It is likely possible in some circumstances, especially for a larger congregation, to purchase a health plan that is cheaper than the CHP, at least for the first year or so of the new plan’s life. Changes in the premium will come as the congregation becomes experience-rated, and the premiums will become more costly if health issues emerge among staff. (This likely will cause the congregation to go “shopping” again.)
A less-expensive premium is possible especially if the staff is younger and relatively healthy. But as younger and healthier staff members are taken out of CHP, the per-capita costs to the plan increase, which causes an increase in premium to those still in the plan. This process of taking away healthier members is known as “cherry picking,” and it leaves the plan whose lower-cost members are lured away in additional distress.
Each congregation that “shops” should ask itself whether we are all in this together, or is it every congregation for itself? Do we have a health plan to be run as in the competitive market place, or are there other values?
To shop for one’s own health plan may be consistent with the individualism of the culture and may echo the nature of congregational autonomy, but what ethic do we want among us when it comes to the health care of our workers? I would hope we would want to give all of them the very best health plan possible. (The ELCA requires participation in the health plan if a congregation is in the retirement plan. We in the LCMS do not do this, but perhaps we should consider it!)
Difficult times challenge us all. The goal in the midst of the challenge is, led by God’s Holy Spirit, to work respectfully and honestly together, avoiding reactions that would put a temporary Band-Aid on a deeper wound by short-changing the support of the workers of the church.

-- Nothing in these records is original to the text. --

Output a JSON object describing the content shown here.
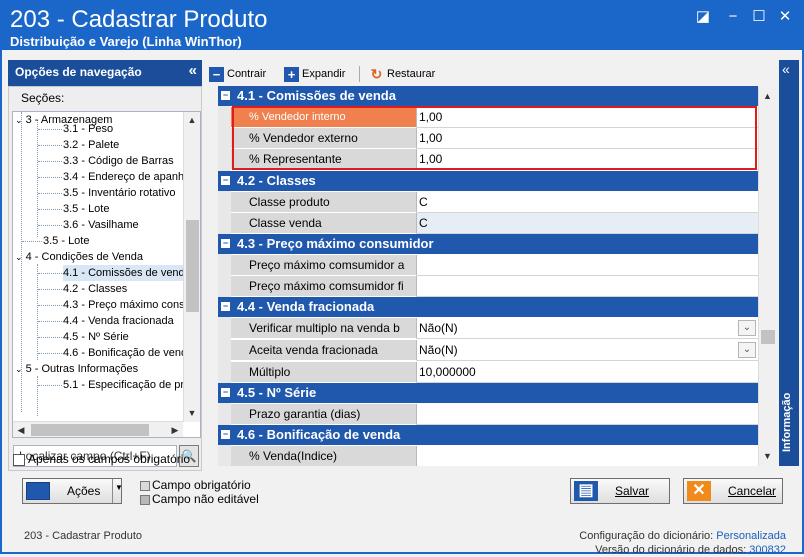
{
  "window": {
    "title": "203 - Cadastrar  Produto",
    "subtitle": "Distribuição e Varejo (Linha WinThor)"
  },
  "nav": {
    "header": "Opções de navegação",
    "sections_label": "Seções:",
    "items": [
      {
        "label": "3 - Armazenagem",
        "level": 0,
        "expanded": true
      },
      {
        "label": "3.1 - Peso",
        "level": 1
      },
      {
        "label": "3.2 - Palete",
        "level": 1
      },
      {
        "label": "3.3 - Código de Barras",
        "level": 1
      },
      {
        "label": "3.4 - Endereço de apanha",
        "level": 1
      },
      {
        "label": "3.5 - Inventário rotativo",
        "level": 1
      },
      {
        "label": "3.5 - Lote",
        "level": 1
      },
      {
        "label": "3.6 - Vasilhame",
        "level": 1
      },
      {
        "label": "3.5 - Lote",
        "level": 0
      },
      {
        "label": "4 - Condições de Venda",
        "level": 0,
        "expanded": true
      },
      {
        "label": "4.1 - Comissões de venda",
        "level": 1,
        "selected": true
      },
      {
        "label": "4.2 - Classes",
        "level": 1
      },
      {
        "label": "4.3 - Preço máximo consu",
        "level": 1
      },
      {
        "label": "4.4 - Venda fracionada",
        "level": 1
      },
      {
        "label": "4.5 - Nº Série",
        "level": 1
      },
      {
        "label": "4.6 - Bonificação de venda",
        "level": 1
      },
      {
        "label": "5 - Outras Informações",
        "level": 0,
        "expanded": true
      },
      {
        "label": "5.1 - Especificação de pro",
        "level": 1
      }
    ],
    "search_placeholder": "Localizar campo (Ctrl+F)",
    "required_only_label": "Apenas os campos obrigatório"
  },
  "toolbar": {
    "collapse_label": "Contrair",
    "expand_label": "Expandir",
    "restore_label": "Restaurar"
  },
  "grid": {
    "categories": [
      {
        "title": "4.1 - Comissões de venda",
        "rows": [
          {
            "name": "% Vendedor interno",
            "value": "1,00",
            "highlight": true
          },
          {
            "name": "% Vendedor externo",
            "value": "1,00"
          },
          {
            "name": "% Representante",
            "value": "1,00"
          }
        ]
      },
      {
        "title": "4.2 - Classes",
        "rows": [
          {
            "name": "Classe produto",
            "value": "C"
          },
          {
            "name": "Classe venda",
            "value": "C",
            "readonly": true
          }
        ]
      },
      {
        "title": "4.3 - Preço máximo consumidor",
        "rows": [
          {
            "name": "Preço máximo comsumidor a",
            "value": ""
          },
          {
            "name": "Preço máximo comsumidor fi",
            "value": ""
          }
        ]
      },
      {
        "title": "4.4 - Venda fracionada",
        "rows": [
          {
            "name": "Verificar multiplo na venda b",
            "value": "Não(N)",
            "dropdown": true
          },
          {
            "name": "Aceita venda fracionada",
            "value": "Não(N)",
            "dropdown": true
          },
          {
            "name": "Múltiplo",
            "value": "10,000000"
          }
        ]
      },
      {
        "title": "4.5 - Nº Série",
        "rows": [
          {
            "name": "Prazo garantia (dias)",
            "value": ""
          }
        ]
      },
      {
        "title": "4.6 - Bonificação de venda",
        "rows": [
          {
            "name": "% Venda(Indice)",
            "value": ""
          }
        ]
      }
    ]
  },
  "info_panel": {
    "label": "Informação"
  },
  "bottom": {
    "actions_label": "Ações",
    "legend_required": "Campo obrigatório",
    "legend_noneditable": "Campo não editável",
    "save_label": "Salvar",
    "cancel_label": "Cancelar"
  },
  "footer": {
    "left": "203 - Cadastrar  Produto",
    "dict_config_label": "Configuração do dicionário:",
    "dict_config_value": "Personalizada",
    "dict_version_label": "Versão do dicionário de dados:",
    "dict_version_value": "300832"
  },
  "colors": {
    "title_bar": "#1b66c9",
    "category_header": "#1f58ad",
    "highlight_row": "#f0804e",
    "red_outline": "#e01b1b"
  }
}
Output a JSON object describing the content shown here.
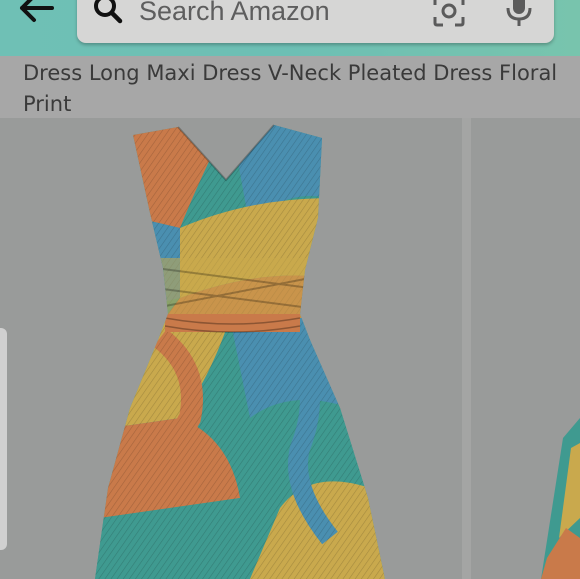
{
  "header": {
    "back_icon": "arrow-left-icon",
    "search": {
      "placeholder": "Search Amazon",
      "search_icon": "magnifier-icon",
      "camera_icon": "camera-scan-icon",
      "mic_icon": "microphone-icon"
    }
  },
  "product": {
    "title": "Dress Long Maxi Dress V-Neck Pleated Dress Floral Print"
  },
  "colors": {
    "header_teal": "#6fc0b5",
    "search_bg": "#d6d6d5",
    "fabric_orange": "#c97a4a",
    "fabric_teal": "#3f9a90",
    "fabric_blue": "#4a8fb0",
    "fabric_gold": "#c9a94d"
  }
}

Dr. Bruce M. Hartung is executive director of the Commission on Ministerial Growth and Support and associate professor of practical theology at Concordia Seminary, St. Louis. He can be reached at firstname.lastname@example.org.
Posted Oct. 4, 2004